Yes, we know about the Guardian article
And also the Washington Post article.
We're planning to write up a more detailed analysis later, but for now here's a place to centralize all the "hey did you know about this article" blog comments.
And for the journalists out there who want a statement, here's my quote from the article:
"The good news is that they went for a browser exploit, meaning there's no indication they can break the Tor protocol or do traffic analysis on the Tor network. Infecting the laptop, phone, or desktop is still the easiest way to learn about the human behind the keyboard.
Tor still helps here: you can target individuals with browser exploits, but if you attack too many users, somebody's going to notice. So even if the NSA aims to surveil everyone, everywhere, they have to be a lot more selective about which Tor users they spy on.
Just using Tor isn't enough to keep you safe in all cases. Browser exploits, large-scale surveillance, and general user security are all challenging topics for the average internet user. These attacks make it clear that we, the broader internet community, need to keep working on better security for browsers and other internet-facing applications."
Give me a break, TorSploit was a bread and butter exploit.

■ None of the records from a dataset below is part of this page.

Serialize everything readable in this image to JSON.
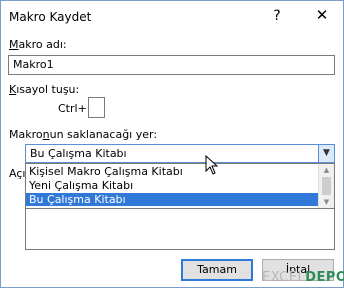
{
  "dialog": {
    "title": "Makro Kaydet",
    "help": "?",
    "close": "✕"
  },
  "macro_name": {
    "label_accel": "M",
    "label_rest": "akro adı:",
    "value": "Makro1"
  },
  "shortcut": {
    "label_accel": "K",
    "label_rest": "ısayol tuşu:",
    "prefix": "Ctrl+",
    "value": ""
  },
  "store_in": {
    "label_pre": "Makro",
    "label_accel": "n",
    "label_rest": "un saklanacağı yer:",
    "selected": "Bu Çalışma Kitabı",
    "options": [
      "Kişisel Makro Çalışma Kitabı",
      "Yeni Çalışma Kitabı",
      "Bu Çalışma Kitabı"
    ],
    "highlighted_index": 2
  },
  "description": {
    "label_partial": "Açı"
  },
  "buttons": {
    "ok": "Tamam",
    "cancel": "İptal"
  },
  "watermark": {
    "part1": "EXCEL",
    "part2": "DEPO"
  }
}
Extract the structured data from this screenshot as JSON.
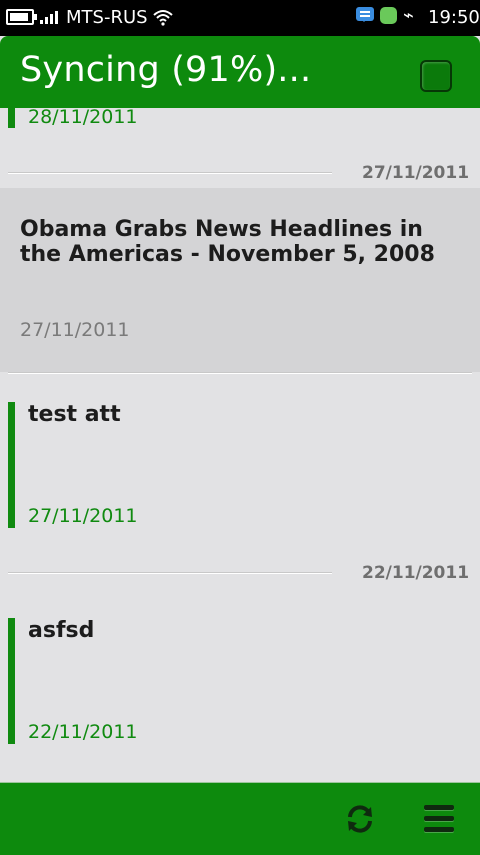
{
  "status_bar": {
    "carrier": "MTS-RUS",
    "time": "19:50",
    "icons": [
      "battery-icon",
      "signal-icon",
      "wifi-icon",
      "chat-icon",
      "green-app-icon",
      "usb-icon"
    ]
  },
  "header": {
    "title": "Syncing (91%)...",
    "sync_progress_percent": 91
  },
  "list": {
    "items": [
      {
        "title": "",
        "date": "28/11/2011",
        "read": false
      },
      {
        "section_date": "27/11/2011"
      },
      {
        "title": "Obama Grabs News Headlines in the Americas - November 5, 2008",
        "date": "27/11/2011",
        "read": true
      },
      {
        "title": "test att",
        "date": "27/11/2011",
        "read": false
      },
      {
        "section_date": "22/11/2011"
      },
      {
        "title": "asfsd",
        "date": "22/11/2011",
        "read": false
      }
    ]
  },
  "toolbar": {
    "icons": [
      "refresh-icon",
      "menu-icon"
    ]
  },
  "colors": {
    "accent_green": "#0d8a0d",
    "text_green": "#108a10",
    "list_bg": "#e2e2e4",
    "read_item_bg": "#d4d4d6"
  }
}
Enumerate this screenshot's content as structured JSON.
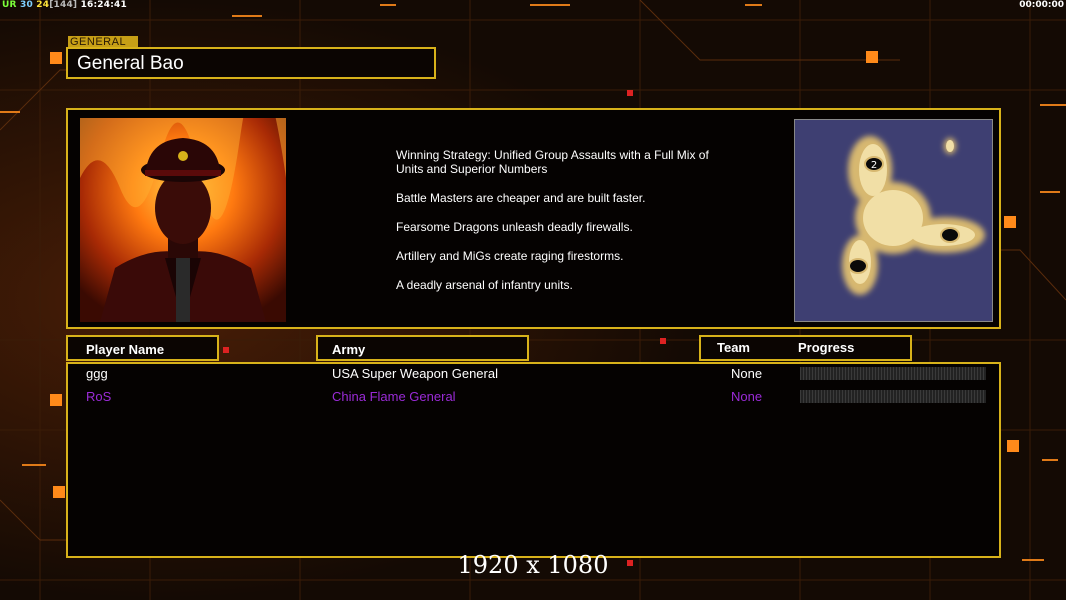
{
  "hud": {
    "label_a": "UR",
    "fps_a": "30",
    "fps_b": "24",
    "bracket": "[144]",
    "clock": "16:24:41",
    "timer": "00:00:00"
  },
  "general": {
    "tag": "GENERAL",
    "name": "General Bao"
  },
  "strategy": [
    "Winning Strategy: Unified Group Assaults with a Full Mix of Units and Superior Numbers",
    "Battle Masters are cheaper and are built faster.",
    "Fearsome Dragons unleash deadly firewalls.",
    "Artillery and MiGs create raging firestorms.",
    "A deadly arsenal of infantry units."
  ],
  "minimap": {
    "start_marker": "2"
  },
  "columns": {
    "player_name": "Player Name",
    "army": "Army",
    "team": "Team",
    "progress": "Progress"
  },
  "players": [
    {
      "name": "ggg",
      "army": "USA Super Weapon General",
      "team": "None",
      "color": "#ffffff",
      "progress": 0
    },
    {
      "name": "RoS",
      "army": "China Flame General",
      "team": "None",
      "color": "#9a2bd6",
      "progress": 0
    }
  ],
  "resolution": "1920 x 1080",
  "colors": {
    "frame": "#d8b21a",
    "accent_orange": "#ff8a1a",
    "hud_green": "#7cff3a",
    "hud_cyan": "#7fd0ff",
    "hud_yellow": "#ffe43a"
  }
}
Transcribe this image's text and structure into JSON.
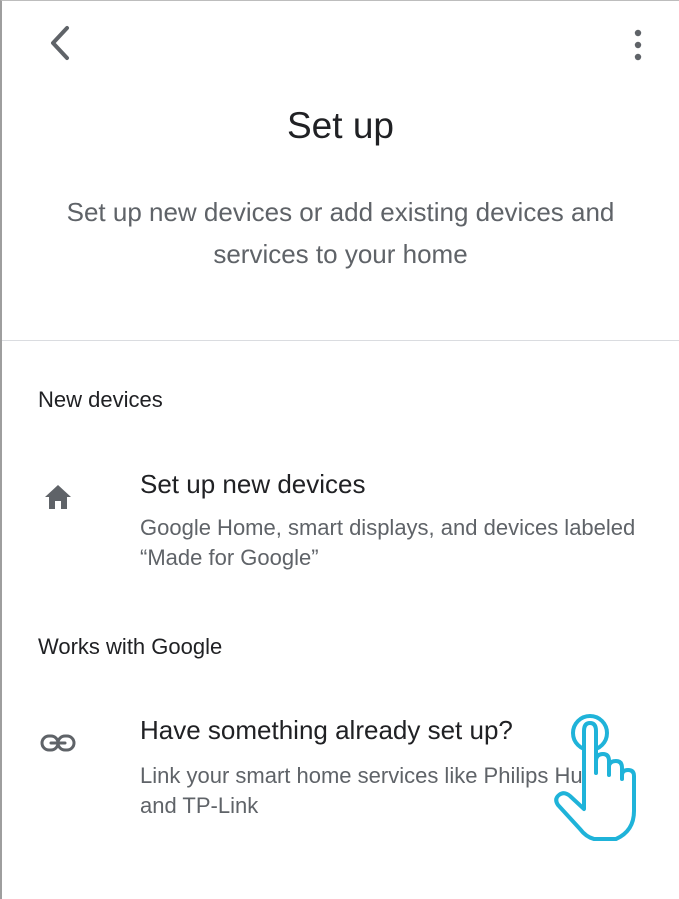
{
  "header": {
    "back_icon": "chevron-left-icon",
    "more_icon": "more-vert-icon"
  },
  "page": {
    "title": "Set up",
    "subtitle": "Set up new devices or add existing devices and services to your home"
  },
  "sections": {
    "new_devices": {
      "heading": "New devices",
      "item": {
        "icon": "home-icon",
        "title": "Set up new devices",
        "description": "Google Home, smart displays, and devices labeled “Made for Google”"
      }
    },
    "works_with_google": {
      "heading": "Works with Google",
      "item": {
        "icon": "link-icon",
        "title": "Have something already set up?",
        "description": "Link your smart home services like Philips Hue and TP-Link"
      }
    }
  },
  "colors": {
    "text_primary": "#202124",
    "text_secondary": "#5f6368",
    "icon": "#5f6368",
    "divider": "#dadce0",
    "cursor_accent": "#1fb3d9"
  },
  "overlay": {
    "cursor_icon": "pointing-hand-cursor-icon"
  }
}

trickle down survey ( the little guys want what the big-fish has) : haven't heard anyone realize this online yet. realize it. the local coppers want what the Big Bro has... and in that means little stuff you don't think is a big deal.